[Information]

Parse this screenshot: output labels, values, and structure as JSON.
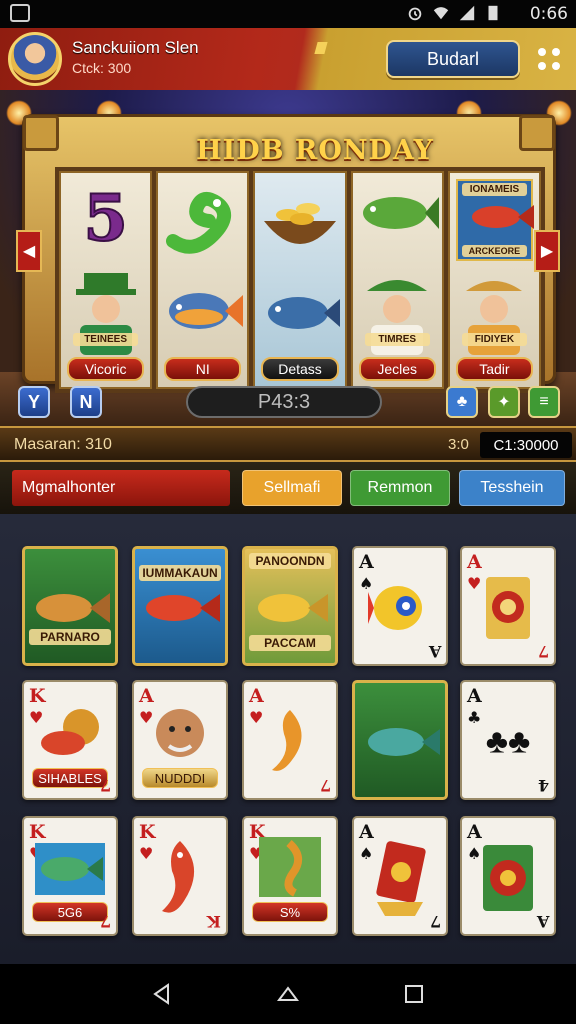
{
  "status_bar": {
    "time": "0:66"
  },
  "header": {
    "player_name": "Sanckuiiom Slen",
    "player_sub": "Ctck: 300",
    "top_button": "Budarl"
  },
  "slot": {
    "title": "HIDB RONDAY",
    "reels": [
      {
        "top": "5",
        "label": "Vicoric"
      },
      {
        "top": "serpent",
        "label": "NI"
      },
      {
        "top": "coins",
        "label": "Detass"
      },
      {
        "top": "fish",
        "label": "Jecles"
      },
      {
        "top_card": "IONAMEIS",
        "top_card_sub": "ARCKEORE",
        "label": "Tadir"
      }
    ],
    "left_button_1": "Y",
    "left_button_2": "N",
    "spin_display": "P43:3",
    "character_badges": [
      "TEINEES",
      "TIMRES",
      "FIDIYEK"
    ]
  },
  "info_bar": {
    "left": "Masaran: 310",
    "mid": "3:0",
    "credit": "C1:30000"
  },
  "filters": {
    "main": "Mgmalhonter",
    "buttons": [
      {
        "label": "Sellmafi",
        "color": "#e8a22c"
      },
      {
        "label": "Remmon",
        "color": "#3f9a34"
      },
      {
        "label": "Tesshein",
        "color": "#3c82c9"
      }
    ]
  },
  "cards": [
    {
      "kind": "scene",
      "title_bottom": "PARNARO"
    },
    {
      "kind": "scene",
      "title_top": "IUMMAKAUN"
    },
    {
      "kind": "scene",
      "title_top": "PANOONDN",
      "title_bottom": "PACCAM"
    },
    {
      "kind": "rank",
      "rank": "A",
      "suit": "♠",
      "rank_b": "A"
    },
    {
      "kind": "rank",
      "rank": "A",
      "suit": "♥",
      "rank_b": "7"
    },
    {
      "kind": "rank",
      "rank": "K",
      "suit": "♥",
      "label": "SIHABLES",
      "rank_b": "7"
    },
    {
      "kind": "rank",
      "rank": "A",
      "suit": "♥",
      "label": "NUDDDI"
    },
    {
      "kind": "rank",
      "rank": "A",
      "suit": "♥",
      "rank_b": "7"
    },
    {
      "kind": "scene",
      "title_top": ""
    },
    {
      "kind": "rank",
      "rank": "A",
      "suit": "♣",
      "rank_b": "4"
    },
    {
      "kind": "rank",
      "rank": "K",
      "suit": "♥",
      "label": "5G6",
      "rank_b": "7"
    },
    {
      "kind": "rank",
      "rank": "K",
      "suit": "♥",
      "rank_b": "K"
    },
    {
      "kind": "rank",
      "rank": "K",
      "suit": "♥",
      "label": "S%"
    },
    {
      "kind": "rank",
      "rank": "A",
      "suit": "♠",
      "rank_b": "7"
    },
    {
      "kind": "rank",
      "rank": "A",
      "suit": "♠",
      "rank_b": "A"
    }
  ]
}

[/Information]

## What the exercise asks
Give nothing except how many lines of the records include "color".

## Exercise output
3